= TASK TO COMPLETE =
Only lines holding "เมตร" are wanted; copy each of them from the records below.

[Excerpts from an interface dataset]
※ ※ ※
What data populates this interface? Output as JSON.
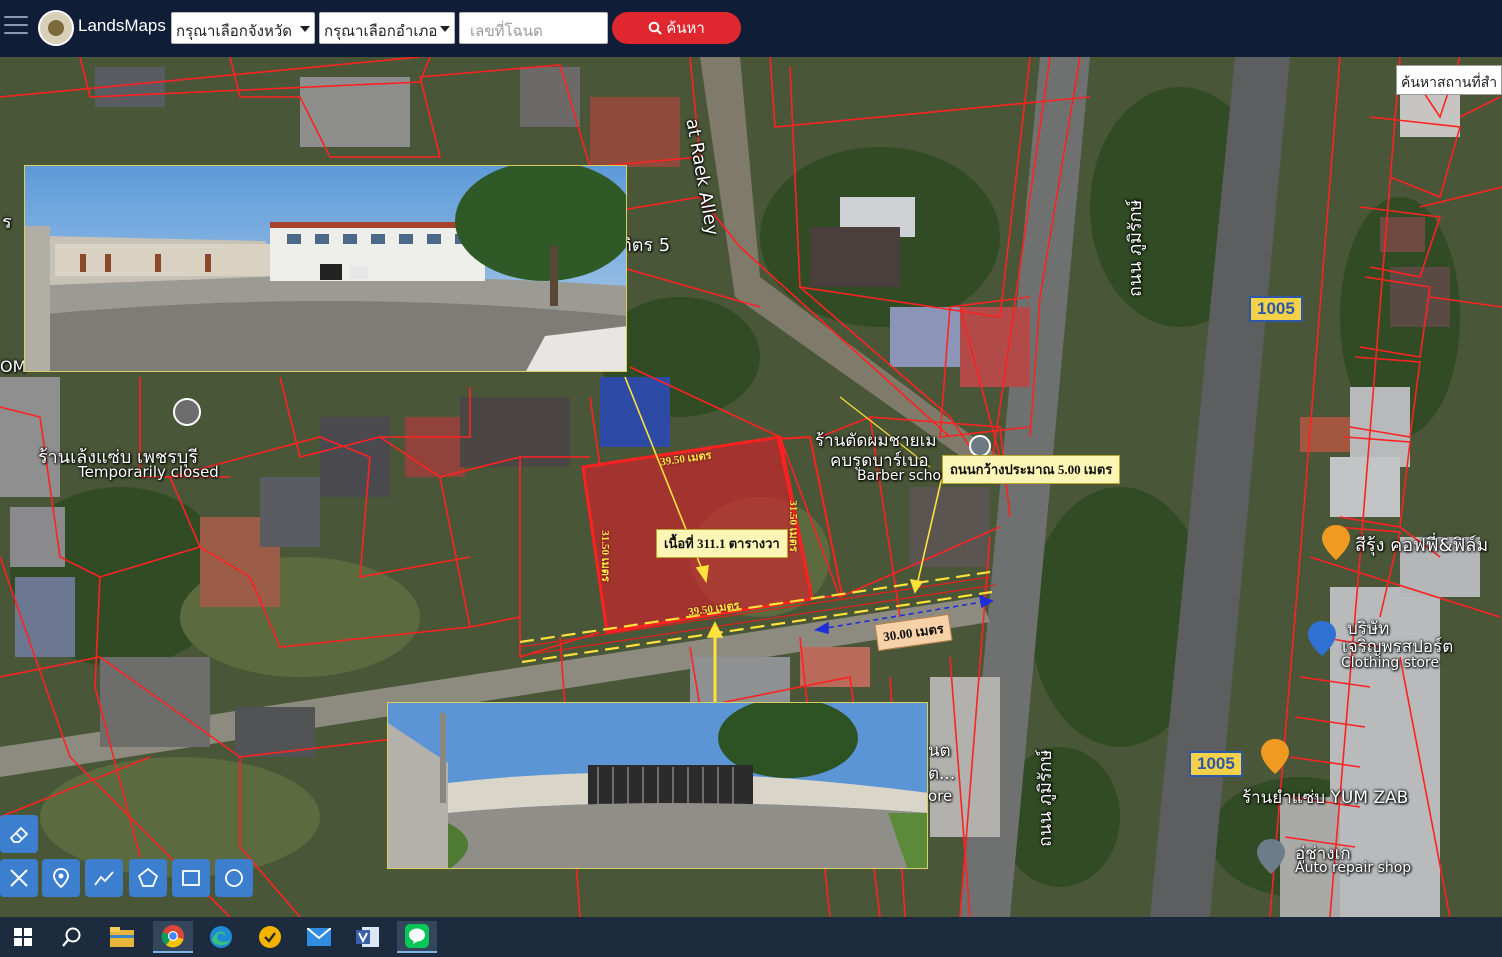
{
  "app": {
    "name": "LandsMaps",
    "province_select": "กรุณาเลือกจังหวัด",
    "district_select": "กรุณาเลือกอำเภอ",
    "deed_placeholder": "เลขที่โฉนด",
    "search_button": "ค้นหา",
    "place_search": "ค้นหาสถานที่สำ"
  },
  "map": {
    "labels": {
      "alley": "at Raek Alley",
      "soi": "ติตร 5",
      "road1": "ถนน ภูมิรักษ์",
      "road2": "ถนน ภูมิรักษ์",
      "shop_name": "ร้านเล้งแซ่บ เพชรบุรี",
      "shop_status": "Temporarily closed",
      "barber_th1": "ร้านตัดผมชายเม",
      "barber_th2": "คบรูดบาร์เบอ",
      "barber_en": "Barber school",
      "cafe": "สีรุ้ง คอฟฟี่&ฟิล์ม",
      "sport_th1": "บริษัท",
      "sport_th2": "เจริญพรสปอร์ต",
      "sport_en": "Clothing store",
      "yumzab": "ร้านยำแซ่บ YUM ZAB",
      "repair_th": "อู่ช่างเก",
      "repair_en": "Auto repair shop",
      "left_edge1": "ร",
      "left_edge2": "OM",
      "partial1": "นต",
      "partial2": "ต...",
      "partial3": "ore"
    },
    "route_shield": "1005",
    "route_shield2": "1005",
    "annotations": {
      "area": "เนื้อที่ 311.1 ตารางวา",
      "road_width": "ถนนกว้างประมาณ 5.00 เมตร",
      "frontage": "30.00 เมตร",
      "dim_top": "39.50 เมตร",
      "dim_bottom": "39.50 เมตร",
      "dim_left": "31.50 เมตร",
      "dim_right": "31.50 เมตร"
    }
  },
  "icons": {
    "tools": [
      "eraser-icon",
      "clear-draw-icon",
      "marker-icon",
      "polyline-icon",
      "polygon-icon",
      "rectangle-icon",
      "circle-icon"
    ],
    "taskbar": [
      "windows-start-icon",
      "search-icon",
      "file-explorer-icon",
      "chrome-icon",
      "edge-icon",
      "norton-icon",
      "mail-icon",
      "visio-icon",
      "line-icon"
    ]
  },
  "colors": {
    "topbar": "#0f1e36",
    "search_button": "#e0272f",
    "parcel_line": "#ff2020",
    "highlight_parcel": "#e0202a",
    "tool_button": "#3d7fcf",
    "taskbar": "#1c2b3d"
  }
}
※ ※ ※
= ANSWER =
      "road_width": "ถนนกว้างประมาณ 5.00 เมตร",
      "frontage": "30.00 เมตร",
      "dim_top": "39.50 เมตร",
      "dim_bottom": "39.50 เมตร",
      "dim_left": "31.50 เมตร",
      "dim_right": "31.50 เมตร"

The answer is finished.